Aim of the exercise - Among the entries below, determine how many lines contain the word "image" and state only that figure.

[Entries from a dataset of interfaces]
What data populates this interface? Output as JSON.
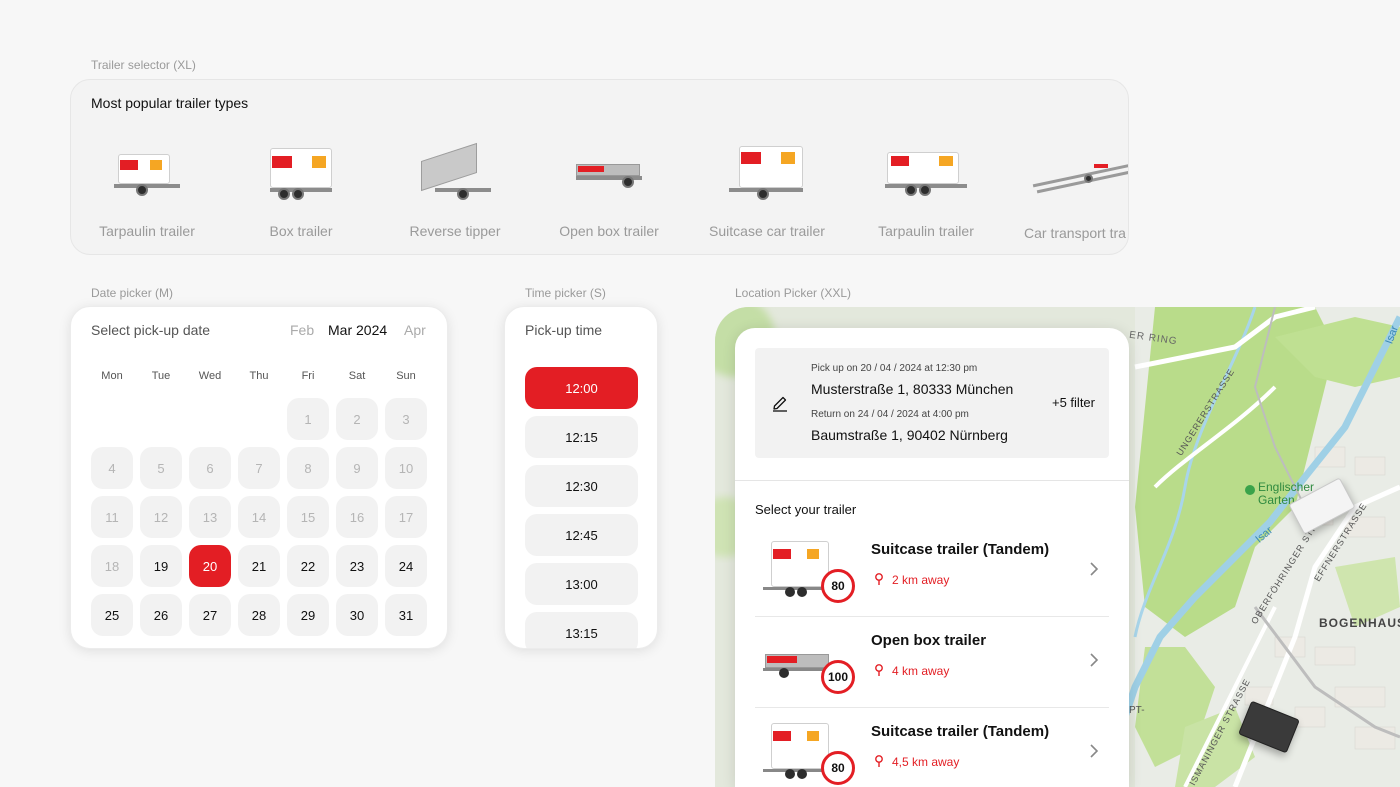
{
  "labels": {
    "trailer_selector": "Trailer selector (XL)",
    "date_picker": "Date picker (M)",
    "time_picker": "Time picker (S)",
    "location_picker": "Location Picker (XXL)"
  },
  "trailer_selector": {
    "title": "Most popular trailer types",
    "items": [
      {
        "label": "Tarpaulin trailer",
        "icon": "tarpaulin-trailer-image"
      },
      {
        "label": "Box trailer",
        "icon": "box-trailer-image"
      },
      {
        "label": "Reverse tipper",
        "icon": "reverse-tipper-image"
      },
      {
        "label": "Open box trailer",
        "icon": "open-box-trailer-image"
      },
      {
        "label": "Suitcase car trailer",
        "icon": "suitcase-car-trailer-image"
      },
      {
        "label": "Tarpaulin trailer",
        "icon": "tarpaulin-trailer-image"
      },
      {
        "label": "Car transport tra",
        "icon": "car-transport-trailer-image"
      }
    ]
  },
  "date_picker": {
    "title": "Select pick-up date",
    "months": {
      "prev": "Feb",
      "current": "Mar 2024",
      "next": "Apr"
    },
    "weekdays": [
      "Mon",
      "Tue",
      "Wed",
      "Thu",
      "Fri",
      "Sat",
      "Sun"
    ],
    "days": [
      {
        "label": "1",
        "state": "disabled"
      },
      {
        "label": "2",
        "state": "disabled"
      },
      {
        "label": "3",
        "state": "disabled"
      },
      {
        "label": "4",
        "state": "disabled"
      },
      {
        "label": "5",
        "state": "disabled"
      },
      {
        "label": "6",
        "state": "disabled"
      },
      {
        "label": "7",
        "state": "disabled"
      },
      {
        "label": "8",
        "state": "disabled"
      },
      {
        "label": "9",
        "state": "disabled"
      },
      {
        "label": "10",
        "state": "disabled"
      },
      {
        "label": "11",
        "state": "disabled"
      },
      {
        "label": "12",
        "state": "disabled"
      },
      {
        "label": "13",
        "state": "disabled"
      },
      {
        "label": "14",
        "state": "disabled"
      },
      {
        "label": "15",
        "state": "disabled"
      },
      {
        "label": "16",
        "state": "disabled"
      },
      {
        "label": "17",
        "state": "disabled"
      },
      {
        "label": "18",
        "state": "disabled"
      },
      {
        "label": "19",
        "state": "available"
      },
      {
        "label": "20",
        "state": "selected"
      },
      {
        "label": "21",
        "state": "available"
      },
      {
        "label": "22",
        "state": "available"
      },
      {
        "label": "23",
        "state": "available"
      },
      {
        "label": "24",
        "state": "available"
      },
      {
        "label": "25",
        "state": "available"
      },
      {
        "label": "26",
        "state": "available"
      },
      {
        "label": "27",
        "state": "available"
      },
      {
        "label": "28",
        "state": "available"
      },
      {
        "label": "29",
        "state": "available"
      },
      {
        "label": "30",
        "state": "available"
      },
      {
        "label": "31",
        "state": "available"
      }
    ]
  },
  "time_picker": {
    "title": "Pick-up time",
    "slots": [
      {
        "label": "12:00",
        "state": "selected"
      },
      {
        "label": "12:15",
        "state": "available"
      },
      {
        "label": "12:30",
        "state": "available"
      },
      {
        "label": "12:45",
        "state": "available"
      },
      {
        "label": "13:00",
        "state": "available"
      },
      {
        "label": "13:15",
        "state": "available"
      }
    ]
  },
  "location_picker": {
    "pickup_info": "Pick up on 20 / 04 / 2024 at 12:30 pm",
    "pickup_address": "Musterstraße 1, 80333 München",
    "return_info": "Return on 24 / 04 / 2024 at 4:00 pm",
    "return_address": "Baumstraße 1, 90402 Nürnberg",
    "filter": "+5 filter",
    "select_title": "Select your trailer",
    "results": [
      {
        "name": "Suitcase trailer  (Tandem)",
        "distance": "2 km away",
        "speed": "80"
      },
      {
        "name": "Open box trailer",
        "distance": "4 km away",
        "speed": "100"
      },
      {
        "name": "Suitcase trailer  (Tandem)",
        "distance": "4,5 km away",
        "speed": "80"
      }
    ],
    "map_labels": {
      "ring": "ER RING",
      "isar_top": "Isar",
      "ungerer": "UNGERERSTRASSE",
      "garden": "Englischer Garten",
      "isar_mid": "Isar",
      "oberfoehringer": "OBERFÖHRINGER STR.",
      "effner": "EFFNERSTRASSE",
      "bogenhausen": "BOGENHAUS",
      "ismaninger": "ISMANINGER STRASSE",
      "pt": "PT-"
    }
  },
  "colors": {
    "accent": "#e31e24",
    "map_green": "#b9dc8a",
    "map_water": "#9fd0e6"
  }
}
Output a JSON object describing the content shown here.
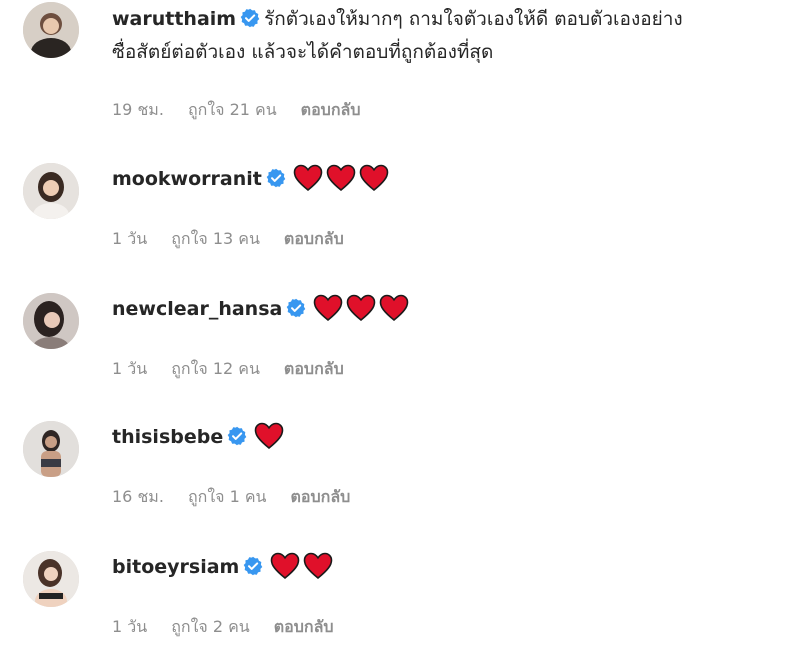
{
  "comments": [
    {
      "username": "warutthaim",
      "text_line1": "รักตัวเองให้มากๆ ถามใจตัวเองให้ดี ตอบตัวเองอย่าง",
      "text_line2": "ซื่อสัตย์ต่อตัวเอง แล้วจะได้คำตอบที่ถูกต้องที่สุด",
      "hearts": 0,
      "time": "19 ชม.",
      "likes": "ถูกใจ 21 คน",
      "reply": "ตอบกลับ"
    },
    {
      "username": "mookworranit",
      "text_line1": "",
      "hearts": 3,
      "time": "1 วัน",
      "likes": "ถูกใจ 13 คน",
      "reply": "ตอบกลับ"
    },
    {
      "username": "newclear_hansa",
      "text_line1": "",
      "hearts": 3,
      "time": "1 วัน",
      "likes": "ถูกใจ 12 คน",
      "reply": "ตอบกลับ"
    },
    {
      "username": "thisisbebe",
      "text_line1": "",
      "hearts": 1,
      "time": "16 ชม.",
      "likes": "ถูกใจ 1 คน",
      "reply": "ตอบกลับ"
    },
    {
      "username": "bitoeyrsiam",
      "text_line1": "",
      "hearts": 2,
      "time": "1 วัน",
      "likes": "ถูกใจ 2 คน",
      "reply": "ตอบกลับ"
    }
  ],
  "icons": {
    "verified": "verified-badge-icon",
    "heart": "red-heart-icon"
  },
  "colors": {
    "verified": "#3897f0",
    "heart": "#e0102a",
    "meta": "#8e8e8e",
    "text": "#262626"
  }
}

Solution for this exercise - 7